Common User Experience Fails that are Easily Fixed

The thing about user experience (more commonly known as UX) is that you don’t have to be an expert to recognise bad UX. If something doesn’t work, is confusing, or frustrating, then it’s simply no good.

So as someone who is certainly no expert, here’s some easily fixable usability and UX fails that I’ve encountered in my day-to-day life, and how they could be fixed.

Forgetful infinite scroll

As seen on YouTube

This one is surprisingly common, and really drives me nuts, as infinite scroll is the replacement to pagination that no-one asked for, and is often implemented in a way that’s worse than the pagination it’s replacing.

For example, when scrolling through videos on a YouTube channel, as you scroll down, more videos are loaded on demand and added to the list. The problem is if you click on one of those videos, and then use the browser’s back button to return to the list, you get dropped back at the top of the list, and you have to go through all the scrolling and loading again to get back to where you were.

The fix

This is a problem that was already solved with good ol’ pagination, as pushing the browser’s back button would always take you back to the correct page. It’s also a problem that could be solved with HTML5’s history.pushState() to change the URL every time more items are added to the results page, that way the back button would take you to the correct page, instead of going back to the very top.

Duplicate Buttons

As seen on MailChimp

When editing a text content section for a news letter template in MailChimp, there are two buttons labeled Save & Close at the bottom right of the screen:

The first of these buttons saves the changes to the section of text you’re current editing, which is most likely the button you want. The other button saves and closes the entire newsletter template, without first saving the text. Thankfully if you do click this button when you’ve been editing text content, MailChimp will ask you to confirm that you really want to close without saving the text. But still, having both buttons labeled identically, and so close to each other, is pretty confusing.

The fix

An easy fix would just be to change the labels, eg: one could be “Save Text & Close”, and the other could be “Save Template & Close”. Better yet, they could disable the template save & close button while a text section is being edited.

Useless Error Messages

As seen on Saber

I’m going to call out my own startup here (although I have already fixed this issue). When using Saber’s form builder, if you tried to save a form with with no fields, you would get the following somewhat cryptic error message:

The fix

Of course, it was really easy to fix this, I just made a much better error message:

The hard part is finding these kinds of issues, which is where a website feedback tool like Saber can be really useful, as it allows your users to easily tell you about issues like this.

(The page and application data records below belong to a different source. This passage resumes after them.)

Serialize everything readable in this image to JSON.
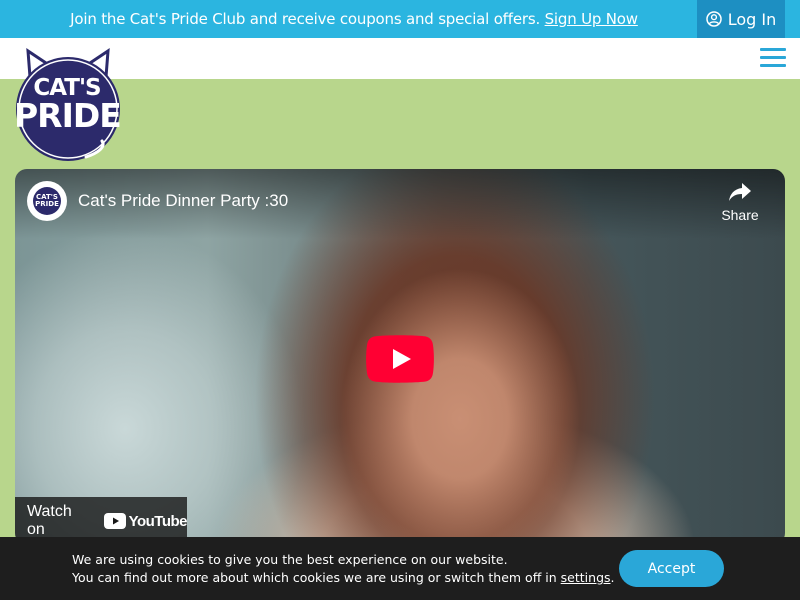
{
  "promo": {
    "message": "Join the Cat's Pride Club and receive coupons and special offers.",
    "link_label": "Sign Up Now",
    "login_label": "Log In",
    "login_icon": "user-circle-icon",
    "background": "#2bb5e0"
  },
  "header": {
    "logo_line1": "CAT'S",
    "logo_line2": "PRIDE",
    "menu_icon": "hamburger-menu-icon",
    "accent": "#2aa7d8"
  },
  "hero": {
    "background": "#b8d68c"
  },
  "video": {
    "channel_avatar_text": "CAT'S PRIDE",
    "title": "Cat's Pride Dinner Party :30",
    "share_label": "Share",
    "play_icon": "youtube-play-icon",
    "watch_on_label": "Watch on",
    "youtube_label": "YouTube"
  },
  "cookie": {
    "line1": "We are using cookies to give you the best experience on our website.",
    "line2_prefix": "You can find out more about which cookies we are using or switch them off in",
    "settings_link": "settings",
    "line2_suffix": ".",
    "accept_label": "Accept"
  }
}
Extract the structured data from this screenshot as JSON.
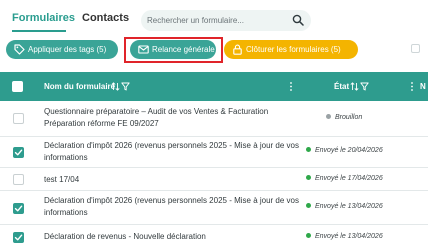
{
  "tabs": {
    "formulaires": "Formulaires",
    "contacts": "Contacts"
  },
  "search": {
    "placeholder": "Rechercher un formulaire..."
  },
  "toolbar": {
    "tags_label": "Appliquer des tags (5)",
    "relance_label": "Relance générale",
    "cloturer_label": "Clôturer les formulaires (5)"
  },
  "table": {
    "headers": {
      "nom": "Nom du formulaire",
      "etat": "État",
      "n": "N"
    },
    "rows": [
      {
        "name": "Questionnaire préparatoire – Audit de vos Ventes & Facturation Préparation réforme FE 09/2027",
        "status": "Brouillon",
        "status_color": "#9aa2a5",
        "checked": false
      },
      {
        "name": "Déclaration d'impôt 2026 (revenus personnels 2025 - Mise à jour de vos informations",
        "status": "Envoyé le 20/04/2026",
        "status_color": "#2fa84a",
        "checked": true
      },
      {
        "name": "test 17/04",
        "status": "Envoyé le 17/04/2026",
        "status_color": "#2fa84a",
        "checked": false
      },
      {
        "name": "Déclaration d'impôt 2026 (revenus personnels 2025 - Mise à jour de vos informations",
        "status": "Envoyé le 13/04/2026",
        "status_color": "#2fa84a",
        "checked": true
      },
      {
        "name": "Déclaration de revenus - Nouvelle déclaration",
        "status": "Envoyé le 13/04/2026",
        "status_color": "#2fa84a",
        "checked": true
      }
    ]
  },
  "colors": {
    "primary": "#2e9c8e",
    "warning": "#f4b400",
    "focus": "#e0242a"
  },
  "icons": {
    "tags": "tag-icon",
    "relance": "envelope-icon",
    "cloturer": "lock-icon",
    "search": "search-icon"
  }
}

Ambiguous highlight

As seen on Tesco Money

This one caught me out recently, when trying to order some foreign currency. When choosing whether to have the money delivered or to pick it up in store, it wasn’t obvious which option was currently highlighted:

My first instinct was that the blue button was currently active, as it’s the contrasting colour, which is usually used to show when something is highlighted.

The fix

An easy fix for this case would be to remove the blank space between the active button and the content below, and use a less prominent colour for the inactive button, that way it would become a tab interface, making it obvious which is currently active.

Unnecessarily resetting forms

As seen on Gumtree

This happens when searching on Gumtree, every time you change any of the filters (eg: price, location), the sort order resets to Most Recent First, even if you’ve previously changed it to something else:

This is particularly annoying as the page reloads as soon as you change the sort order, so if you change the sort order before specifying search criteria, it will reset to nearest first, and you’ll have to change it again.

The fix

Again, this is an easy fix, just make sure all form field values are maintained when submitting.

So there’s some common and easily fixable user experience and usability issues. Where possible I’ve reported these issues to the respective websites, and the Tesco Money one has already been fixed, hopefully the others will follow suit soon. Be sure to check out Saber Feedback if you’d like your users to easily report these kinds of issues to you.

Thanks for reading.

- Matt